Thousands still flocking every summer to Doolin, the centre of traditional music

 

In the 1980s after returning from a music tour of Germany, the late renowned Doolin flute-player, Micho Russell, received a post-card from a fan. Addressed only to Micho, Ireland, the card was successfully delivered to his home in the coastal village of Doolin in north Clare.

Whether the delivery is more in tribute to a traditional music fan at An Post's general sorting office or Micho's renown is open to debate.

Largely credited along with his brothers, Gussie and the late Packie, with establishing Doolin's reputation as the mecca of traditional music, Micho died in a car crash in 1994, but not before leaving his indelible mark on the musical landscape.

According to local man and friend Mattie Shannon, Micho would have been proud of his legacy. "Micho would be proud. Each of the Russells has made a tremendous contribution to the area."

Despite the thousands who descend on the village each summer, Mr Shannon says Doolin is still as it was and has changed very slowly. "There are still green fields between the houses and you can see the stars brightly lit in the sky at night."

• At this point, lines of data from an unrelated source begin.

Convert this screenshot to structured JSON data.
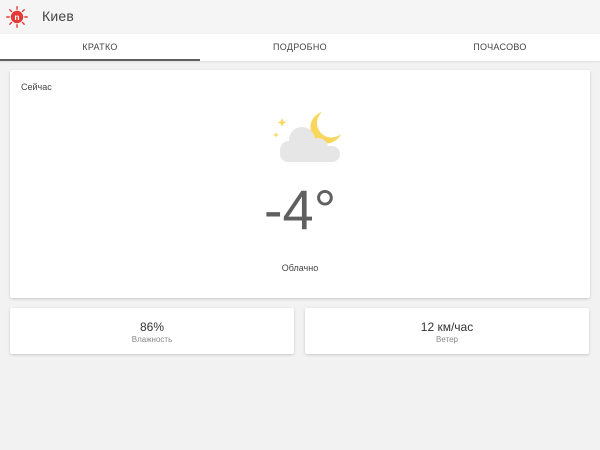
{
  "header": {
    "city": "Киев",
    "logo_icon": "sun-logo-icon",
    "logo_letter": "n",
    "brand_color": "#e53935"
  },
  "tabs": [
    {
      "label": "КРАТКО",
      "active": true
    },
    {
      "label": "ПОДРОБНО",
      "active": false
    },
    {
      "label": "ПОЧАСОВО",
      "active": false
    }
  ],
  "current": {
    "label": "Сейчас",
    "icon": "cloudy-night-icon",
    "temperature": "-4°",
    "condition": "Облачно"
  },
  "stats": {
    "humidity": {
      "value": "86%",
      "label": "Влажность"
    },
    "wind": {
      "value": "12 км/час",
      "label": "Ветер"
    }
  },
  "colors": {
    "background": "#f2f2f2",
    "card": "#ffffff",
    "moon": "#f9d65c",
    "cloud": "#e6e6e6",
    "text": "#5f5f5f"
  }
}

Author of the just-published A Place Called Doolin, John Doorty says the postcard story is true. Of Doolin, he says: "It is amazing to think that no place in Ireland is so singularly associated with Irish traditional music and this has happened through no fanfare, no entrepreneurial vision or no conscious effort."

In the book, award-winning musician Sharon Shannon says: "It was in Doolin that the sessions took a hold of me. I can remember when I would be playing, I'd close my eyes and it was like taking a small step into Heaven."

Doolin itself is a modern concept and it actually comprises of two distinct villages, Roadford and Fisherstreet and only three pubs.

Peadar O'Reilly, a native of Rathmines in Dublin, moved to Doolin for 17 years ago and plays the flute on Tuesday nights over the summer in McDermott's.

"Doolin is a very different place from before," he says, "but the buzz is still there. After a session, you would have 20 to 30 coming up to you really grateful for the night they have had and that is important to me. If that dies, it is time to go."

Mr O'Reilly believes Doolin has avoided the "theme-park" feel of other tourist areas. "It really is a unique place and you cannot put its magic into words and I hope it lasts."

Musician Eoin O'Neill points out that the presence of so many top musicians living in the area keeps Doolin's appeal. "It has changed through a lot of the older people dying, but anything can happen there."

Mattie Shannon, however, states that Doolin must be developed with care. "With a new sewerage scheme on its way, it will open the area for more development and we must make sure that any development must be for the good of the local community and not just for the stranger."

(A Place Called Doolin, Rathbane Publishing 2002, €6.50)